● About this task
Word for word, reproduce all of the entries shown below.

● Data shown
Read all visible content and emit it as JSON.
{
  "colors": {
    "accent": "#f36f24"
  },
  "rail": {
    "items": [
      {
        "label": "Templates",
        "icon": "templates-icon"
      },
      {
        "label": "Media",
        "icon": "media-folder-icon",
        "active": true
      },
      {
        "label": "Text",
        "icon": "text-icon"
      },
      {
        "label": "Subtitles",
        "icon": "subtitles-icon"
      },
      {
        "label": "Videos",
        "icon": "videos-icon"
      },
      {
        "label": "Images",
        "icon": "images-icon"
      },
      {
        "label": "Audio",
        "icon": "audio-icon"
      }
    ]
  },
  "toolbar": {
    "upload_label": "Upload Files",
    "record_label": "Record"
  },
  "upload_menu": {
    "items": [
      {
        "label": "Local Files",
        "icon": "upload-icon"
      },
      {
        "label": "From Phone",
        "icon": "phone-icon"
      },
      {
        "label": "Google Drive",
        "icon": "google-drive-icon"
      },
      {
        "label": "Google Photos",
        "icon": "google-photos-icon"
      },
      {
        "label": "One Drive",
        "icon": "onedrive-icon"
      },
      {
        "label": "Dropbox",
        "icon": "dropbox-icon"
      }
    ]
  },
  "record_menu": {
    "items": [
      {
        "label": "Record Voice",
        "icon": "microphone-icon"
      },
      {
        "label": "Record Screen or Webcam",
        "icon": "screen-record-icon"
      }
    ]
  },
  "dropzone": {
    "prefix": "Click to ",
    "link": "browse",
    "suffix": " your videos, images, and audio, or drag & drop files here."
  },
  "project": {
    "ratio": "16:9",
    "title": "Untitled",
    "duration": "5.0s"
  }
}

● Solution below
Read all visible content and emit it as JSON.
{
  "colors": {
    "accent": "#f36f24"
  },
  "rail": {
    "items": [
      {
        "label": "Templates",
        "icon": "templates-icon"
      },
      {
        "label": "Media",
        "icon": "media-folder-icon",
        "active": true
      },
      {
        "label": "Text",
        "icon": "text-icon"
      },
      {
        "label": "Subtitles",
        "icon": "subtitles-icon"
      },
      {
        "label": "Videos",
        "icon": "videos-icon"
      },
      {
        "label": "Images",
        "icon": "images-icon"
      },
      {
        "label": "Audio",
        "icon": "audio-icon"
      }
    ]
  },
  "toolbar": {
    "upload_label": "Upload Files",
    "record_label": "Record"
  },
  "upload_menu": {
    "items": [
      {
        "label": "Local Files",
        "icon": "upload-icon"
      },
      {
        "label": "From Phone",
        "icon": "phone-icon"
      },
      {
        "label": "Google Drive",
        "icon": "google-drive-icon"
      },
      {
        "label": "Google Photos",
        "icon": "google-photos-icon"
      },
      {
        "label": "One Drive",
        "icon": "onedrive-icon"
      },
      {
        "label": "Dropbox",
        "icon": "dropbox-icon"
      }
    ]
  },
  "record_menu": {
    "items": [
      {
        "label": "Record Voice",
        "icon": "microphone-icon"
      },
      {
        "label": "Record Screen or Webcam",
        "icon": "screen-record-icon"
      }
    ]
  },
  "dropzone": {
    "prefix": "Click to ",
    "link": "browse",
    "suffix": " your videos, images, and audio, or drag & drop files here."
  },
  "project": {
    "ratio": "16:9",
    "title": "Untitled",
    "duration": "5.0s"
  }
}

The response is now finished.